A Road Trip to God’s Holy Mountain

by Susanna Mak

Two roads diverged in a wood, and I—
I took the one less travelled by,
And that has made all the difference.
- Robert Frost, “The Road Not Taken”

If you are asked to sketch an image of the journey towards God’s kingdom, what would it look like? Is the path narrow or wide? Straight or winding? Smooth or bumpy? Flat or hilly? Strewn with rocks and thorns, or green grass and flowers? Do you see trees along the way? Are there many crossroads? Is the environment noisy or quiet? Is it cloudy or sunny? Stormy or calm? Are there sounds of animals, birds, or insects around you? Do you see other travellers? Are they walking with you or in the opposite direction?

In a way, this week’s readings present a narrative - an affirming image - of our journey towards the heavenly Jerusalem, God’s “holy mountain”, where we will bask in the glory of God. Both Isaiah and Luke offer a glimpse of our destination and what can be expected at the end of this road trip. Isaiah portrays a scene of pure joy, festivities, and celebrations: an endless convoy of people from “nations of every language” riding on “horses and in chariots, in carts, upon mules and dromedaries”, joyfully entering “Jerusalem, [God’s] holy mountain” (Is 66:18, 20). Luke also describes a similar scene of jubilation, “And people will come from the east and the west and from the north and the south and will recline at the table in the kingdom of God” (Lk 13:29). Unfortunately, not everyone invited chooses to follow through; some only show up for the good times, like those who “ate and drank in [Jesus’] company”, but shy away from anything that requires a genuine change of heart (Lk 13:26). Jesus warns, “there will be wailing and grinding of teeth when you see Abraham, Isaac, and Jacob and all the prophets in the kingdom of God and you yourselves cast out” (Lk 13:28).

We know what the road trip looks like at the end, but what about the journey itself?
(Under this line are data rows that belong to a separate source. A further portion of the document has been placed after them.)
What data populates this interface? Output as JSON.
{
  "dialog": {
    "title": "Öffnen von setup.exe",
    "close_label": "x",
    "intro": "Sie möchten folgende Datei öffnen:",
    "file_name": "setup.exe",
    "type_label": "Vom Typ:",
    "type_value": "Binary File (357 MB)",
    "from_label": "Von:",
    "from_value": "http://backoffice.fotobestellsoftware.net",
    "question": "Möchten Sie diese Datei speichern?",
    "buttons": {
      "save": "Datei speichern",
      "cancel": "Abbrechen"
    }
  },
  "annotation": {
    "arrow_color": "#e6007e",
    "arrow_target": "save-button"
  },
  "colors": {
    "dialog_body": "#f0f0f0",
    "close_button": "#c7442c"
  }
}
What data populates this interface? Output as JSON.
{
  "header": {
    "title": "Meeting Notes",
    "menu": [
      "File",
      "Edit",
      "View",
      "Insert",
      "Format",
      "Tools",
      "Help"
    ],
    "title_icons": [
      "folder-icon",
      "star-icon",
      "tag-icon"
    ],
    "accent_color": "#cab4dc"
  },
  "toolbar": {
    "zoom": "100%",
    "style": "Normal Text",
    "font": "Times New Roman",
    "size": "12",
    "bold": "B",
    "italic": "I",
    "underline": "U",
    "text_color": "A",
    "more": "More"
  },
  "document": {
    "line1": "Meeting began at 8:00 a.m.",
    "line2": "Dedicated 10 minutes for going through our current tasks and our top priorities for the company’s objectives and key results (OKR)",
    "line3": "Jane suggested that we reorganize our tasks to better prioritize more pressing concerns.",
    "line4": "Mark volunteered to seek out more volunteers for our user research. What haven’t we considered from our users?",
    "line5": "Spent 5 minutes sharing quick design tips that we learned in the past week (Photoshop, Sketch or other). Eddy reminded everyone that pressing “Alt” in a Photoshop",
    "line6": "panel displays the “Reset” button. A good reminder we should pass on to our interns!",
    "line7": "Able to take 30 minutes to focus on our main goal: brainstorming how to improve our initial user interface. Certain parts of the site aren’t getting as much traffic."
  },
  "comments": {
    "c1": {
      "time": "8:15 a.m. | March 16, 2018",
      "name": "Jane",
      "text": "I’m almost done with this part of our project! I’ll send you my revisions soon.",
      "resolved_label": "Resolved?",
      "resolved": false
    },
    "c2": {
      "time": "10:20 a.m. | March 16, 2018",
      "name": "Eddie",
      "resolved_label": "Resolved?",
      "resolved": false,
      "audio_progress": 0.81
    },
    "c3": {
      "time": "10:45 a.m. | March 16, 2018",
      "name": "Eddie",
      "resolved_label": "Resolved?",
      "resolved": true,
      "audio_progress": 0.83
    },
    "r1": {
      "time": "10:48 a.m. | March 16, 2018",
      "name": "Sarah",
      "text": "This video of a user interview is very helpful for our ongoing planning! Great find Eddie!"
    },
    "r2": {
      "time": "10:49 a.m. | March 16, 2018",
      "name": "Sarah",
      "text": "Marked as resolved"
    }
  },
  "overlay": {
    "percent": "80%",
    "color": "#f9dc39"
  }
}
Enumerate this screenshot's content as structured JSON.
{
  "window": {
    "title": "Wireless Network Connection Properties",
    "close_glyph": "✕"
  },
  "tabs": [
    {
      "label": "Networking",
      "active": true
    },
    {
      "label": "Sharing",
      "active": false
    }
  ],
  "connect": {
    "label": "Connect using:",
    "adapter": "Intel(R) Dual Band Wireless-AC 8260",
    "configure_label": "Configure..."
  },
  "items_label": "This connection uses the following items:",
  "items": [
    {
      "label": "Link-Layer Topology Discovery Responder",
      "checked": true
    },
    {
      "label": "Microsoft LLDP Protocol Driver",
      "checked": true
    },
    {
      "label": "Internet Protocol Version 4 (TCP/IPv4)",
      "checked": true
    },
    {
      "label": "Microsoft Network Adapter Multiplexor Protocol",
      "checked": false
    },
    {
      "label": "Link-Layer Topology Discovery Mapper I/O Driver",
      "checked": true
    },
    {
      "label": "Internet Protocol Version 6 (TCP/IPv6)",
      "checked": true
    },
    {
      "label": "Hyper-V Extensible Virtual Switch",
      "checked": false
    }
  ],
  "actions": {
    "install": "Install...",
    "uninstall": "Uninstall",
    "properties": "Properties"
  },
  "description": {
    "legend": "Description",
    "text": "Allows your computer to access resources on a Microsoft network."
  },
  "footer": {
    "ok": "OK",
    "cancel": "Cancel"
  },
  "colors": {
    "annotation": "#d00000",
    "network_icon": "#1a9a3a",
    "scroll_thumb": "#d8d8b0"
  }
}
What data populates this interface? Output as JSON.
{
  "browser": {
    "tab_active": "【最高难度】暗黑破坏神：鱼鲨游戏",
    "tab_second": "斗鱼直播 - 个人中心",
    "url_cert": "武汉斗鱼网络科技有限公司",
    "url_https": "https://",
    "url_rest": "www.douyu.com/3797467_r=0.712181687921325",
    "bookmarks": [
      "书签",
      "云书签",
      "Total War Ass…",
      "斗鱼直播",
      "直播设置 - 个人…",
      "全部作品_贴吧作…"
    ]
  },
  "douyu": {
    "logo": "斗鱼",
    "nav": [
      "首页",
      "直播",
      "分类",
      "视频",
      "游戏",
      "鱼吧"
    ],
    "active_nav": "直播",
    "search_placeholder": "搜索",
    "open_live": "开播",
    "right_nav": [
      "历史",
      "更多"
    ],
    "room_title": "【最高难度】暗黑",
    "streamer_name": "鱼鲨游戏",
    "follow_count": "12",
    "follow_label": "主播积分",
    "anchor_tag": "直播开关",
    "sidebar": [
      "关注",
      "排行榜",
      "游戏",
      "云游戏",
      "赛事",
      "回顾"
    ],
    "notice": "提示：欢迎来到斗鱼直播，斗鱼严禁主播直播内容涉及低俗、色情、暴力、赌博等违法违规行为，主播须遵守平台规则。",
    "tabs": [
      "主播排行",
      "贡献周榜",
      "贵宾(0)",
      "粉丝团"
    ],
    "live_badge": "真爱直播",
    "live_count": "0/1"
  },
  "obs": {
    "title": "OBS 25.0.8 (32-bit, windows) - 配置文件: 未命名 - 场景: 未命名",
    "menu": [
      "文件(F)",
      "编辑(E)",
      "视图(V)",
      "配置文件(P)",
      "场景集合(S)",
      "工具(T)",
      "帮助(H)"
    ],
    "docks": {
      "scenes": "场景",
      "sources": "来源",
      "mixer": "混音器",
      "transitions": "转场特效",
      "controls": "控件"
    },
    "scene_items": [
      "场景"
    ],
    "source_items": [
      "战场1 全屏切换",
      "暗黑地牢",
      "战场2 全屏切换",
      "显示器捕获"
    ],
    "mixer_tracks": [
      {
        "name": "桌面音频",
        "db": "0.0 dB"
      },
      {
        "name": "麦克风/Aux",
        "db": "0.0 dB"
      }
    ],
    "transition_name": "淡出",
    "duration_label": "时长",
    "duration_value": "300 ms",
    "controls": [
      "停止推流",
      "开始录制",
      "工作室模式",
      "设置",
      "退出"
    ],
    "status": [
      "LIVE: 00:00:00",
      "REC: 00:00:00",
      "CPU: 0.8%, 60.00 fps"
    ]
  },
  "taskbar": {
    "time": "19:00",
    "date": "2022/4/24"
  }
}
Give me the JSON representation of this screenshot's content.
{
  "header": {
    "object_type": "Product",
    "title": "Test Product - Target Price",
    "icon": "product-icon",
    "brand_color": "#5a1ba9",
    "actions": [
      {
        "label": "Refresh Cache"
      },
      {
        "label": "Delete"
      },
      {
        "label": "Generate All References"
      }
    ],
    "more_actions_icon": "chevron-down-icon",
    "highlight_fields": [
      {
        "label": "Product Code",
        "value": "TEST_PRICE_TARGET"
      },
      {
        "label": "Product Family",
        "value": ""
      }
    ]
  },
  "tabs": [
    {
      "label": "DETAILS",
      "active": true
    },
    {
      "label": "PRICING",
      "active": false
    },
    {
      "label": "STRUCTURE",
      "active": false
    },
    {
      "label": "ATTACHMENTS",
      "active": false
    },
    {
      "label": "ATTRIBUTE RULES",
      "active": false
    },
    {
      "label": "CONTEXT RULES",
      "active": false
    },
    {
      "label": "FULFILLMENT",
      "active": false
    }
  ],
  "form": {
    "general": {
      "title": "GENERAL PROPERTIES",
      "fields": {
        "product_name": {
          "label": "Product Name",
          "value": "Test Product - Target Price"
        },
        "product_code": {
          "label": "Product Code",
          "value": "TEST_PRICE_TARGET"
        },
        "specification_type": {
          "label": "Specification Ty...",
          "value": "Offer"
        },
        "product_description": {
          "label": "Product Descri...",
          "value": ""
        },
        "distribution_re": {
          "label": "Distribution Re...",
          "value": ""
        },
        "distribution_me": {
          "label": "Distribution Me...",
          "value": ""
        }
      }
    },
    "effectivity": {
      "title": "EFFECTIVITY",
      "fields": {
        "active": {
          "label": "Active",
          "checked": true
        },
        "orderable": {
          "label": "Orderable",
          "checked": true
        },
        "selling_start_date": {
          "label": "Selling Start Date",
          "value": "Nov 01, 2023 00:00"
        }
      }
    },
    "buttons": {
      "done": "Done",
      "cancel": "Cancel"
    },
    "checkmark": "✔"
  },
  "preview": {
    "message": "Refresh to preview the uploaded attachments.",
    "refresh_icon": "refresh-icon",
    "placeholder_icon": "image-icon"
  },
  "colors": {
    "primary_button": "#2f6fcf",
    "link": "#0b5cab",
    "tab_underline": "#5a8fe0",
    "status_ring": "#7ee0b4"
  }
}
This week’s readings tell us that challenges and obstacles are certainties along the way but we always have a choice between turning around to avoid them or confronting them head-on. Are we going to take the well-travelled road or “the one less travelled by” (Frost, “The Road Nolt Taken”)? Contrary to conventional wisdom that urges one to choose the path of least resistance, Jesus urges us to “enter through the narrow gate” (Lk 13:24). This seems like an extremely difficult endeavour that requires almost super human strength. However, Jesus is not simply talking about physical strength but the kind of strength that only finds its roots in our Heavenly Father who is full of compassion and kindness; the kind of strength that urges us on and empowers us to persevere when the going gets tough. This spiritual strength helps us to make difficult choices; choices that may contradict conventional wisdom and social norms. St. Paul urges us not to “lose heart” and to endure our “trials for the sake of discipline. God is treating [us] as children; for what child is there whom a parent does not discipline”? (Heb 12:5, 7). It may seem unbearable at the moment, “but later it yields the peaceful fruit of righteousness to those who have been trained by it (Heb 12:11).

Further, our pilgrimage on earth is rarely a solitary endeavour. Indeed, time alone with our thoughts and time with God in silence are as essential as the air we breathe; however, our journey is, more often than not, a communal effort. God’s love for all humanity is so profound that He desires all of us to enter into His kingdom. He will “come to gather nations of every language and they shall come and see [His] glory” (Is 66:18). How does God accomplish this? Isaiah tells us that God will “send fugitives to the nations, … to the distant coastlands … they shall bring all your brothers and sisters from all the nations as an offering to the Lord'' (Is 66:19-20). Who are these emissaries of God? That’s where we enter the picture. After Jesus’ resurrection, He commissioned His disciples, and by extension, each one of us, to “go into the world and proclaim the good news to the whole creation” (Mk 16:15). When God calls us to journey to Him, He is also asking us to bring our sisters and brothers along. In this way, our individual pilgrimage on earth collides with that of our fellow pilgrims; we become companions on the journey, cheering each other on. Sometimes we may need to slow down and fall into steps with those who need to hear about God’s love; other times we may need to run and catch up when our faith is waning. This journey is not a race, rather, it is an act of love and mutual support.

Jesus is not joking when he tells us, “Strive to enter through the narrow gate, for many, I tell you, will attempt to enter but will not be strong enough” (Lk 13:24). Knowing that the trials in life are our Father’s blessings in disguise, let not our apprehension, doubts, and fear prevent us from entering through the “narrow gate” (Ibid). Next time when you happen upon “two roads diverged in the woods”, take the one less travelled and that would have “made all the difference” (Frost).